[00:36:13.340] – Sean
Right. Good point. So let’s flip that equation. What is the best business or investment advice you ever received?
[00:36:21.930] – Adam
I’m a believer in, again, the Berkshire Hathaway model of find good businesses at a good price and be patient. And it doesn’t have to be more complicated than that, but you do have to be disciplined, I think.
[00:36:36.850] – Sean
Right on. And the last question is the time machine question. If you could go back in time to give your younger self advice, what age would you visit and what would you say?
[00:36:46.770] – Adam
I would say to be patient, because most things work out the way that they ultimately should. I couldn’t have told you 15 years ago I’d be in Columbia. I was going to law school and thinking about what my future was like, really just buying time to figure out what I was going to do. But now we have some businesses I’m proud of, a wife who I love, who I met down here, and it seems to work out. I hope everybody has that same experience as they go through the different phases of life and business.
[00:37:20.790] – Sean
Awesome. Well, where can the audience reach you?
[00:37:24.760] – Adam
Sure. Anybody can contact me directly. Again, we talked about the CBC’s for GCC. If you want to learn more, potentially invest with us. My email is Adam J at legacygroup. Co ends in Co for Columbiacom. Or you can see us at legacygroup. Co and connect to us through the website.
[00:37:46.980] – Sean
Awesome. Well, thank you so much for your time, Adam. This is great.
[00:37:49.990] – Adam
Thank you, Sean. I appreciate your time as well, and I’m grateful. I appreciate it.
[00:37:54.110] – Sean
We’ll see you.
[00:37:54.770] – Adam
See you. Thank you.
[00:38:01.030] – Sean

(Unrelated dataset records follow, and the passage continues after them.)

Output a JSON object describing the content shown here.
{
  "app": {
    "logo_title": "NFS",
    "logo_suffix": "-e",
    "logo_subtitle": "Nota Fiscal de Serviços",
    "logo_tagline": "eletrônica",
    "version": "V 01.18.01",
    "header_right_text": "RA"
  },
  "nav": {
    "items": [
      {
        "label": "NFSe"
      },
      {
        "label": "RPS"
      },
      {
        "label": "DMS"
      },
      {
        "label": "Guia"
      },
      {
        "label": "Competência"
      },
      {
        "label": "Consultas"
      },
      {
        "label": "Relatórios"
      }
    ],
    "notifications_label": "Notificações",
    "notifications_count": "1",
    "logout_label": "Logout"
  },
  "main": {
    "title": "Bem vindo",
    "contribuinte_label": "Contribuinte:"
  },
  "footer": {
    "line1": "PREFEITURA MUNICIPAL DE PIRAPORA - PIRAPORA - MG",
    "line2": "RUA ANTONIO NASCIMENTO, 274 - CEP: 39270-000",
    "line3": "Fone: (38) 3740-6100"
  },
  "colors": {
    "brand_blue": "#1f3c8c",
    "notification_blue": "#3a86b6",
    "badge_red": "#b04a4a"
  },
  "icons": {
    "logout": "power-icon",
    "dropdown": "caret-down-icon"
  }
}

Hey, I just want to say thanks for checking out this podcast. I know your time is valuable and there’s a lot of other podcasts out there you could be listening to. So thanks for taking the time to listen to my guest story. If you did enjoy this podcast episode, could you head over to itunes and leave a five star review? That would be much appreciated. Thank you. And last but not least on this podcast, some episodes we do talk about stocks. And please keep in mind, this podcast is for entertainment purposes only. So if you did hear any buy or sell recommendations, please don’t make those decisions based solely on what you hear. All right, thanks a lot. See ya.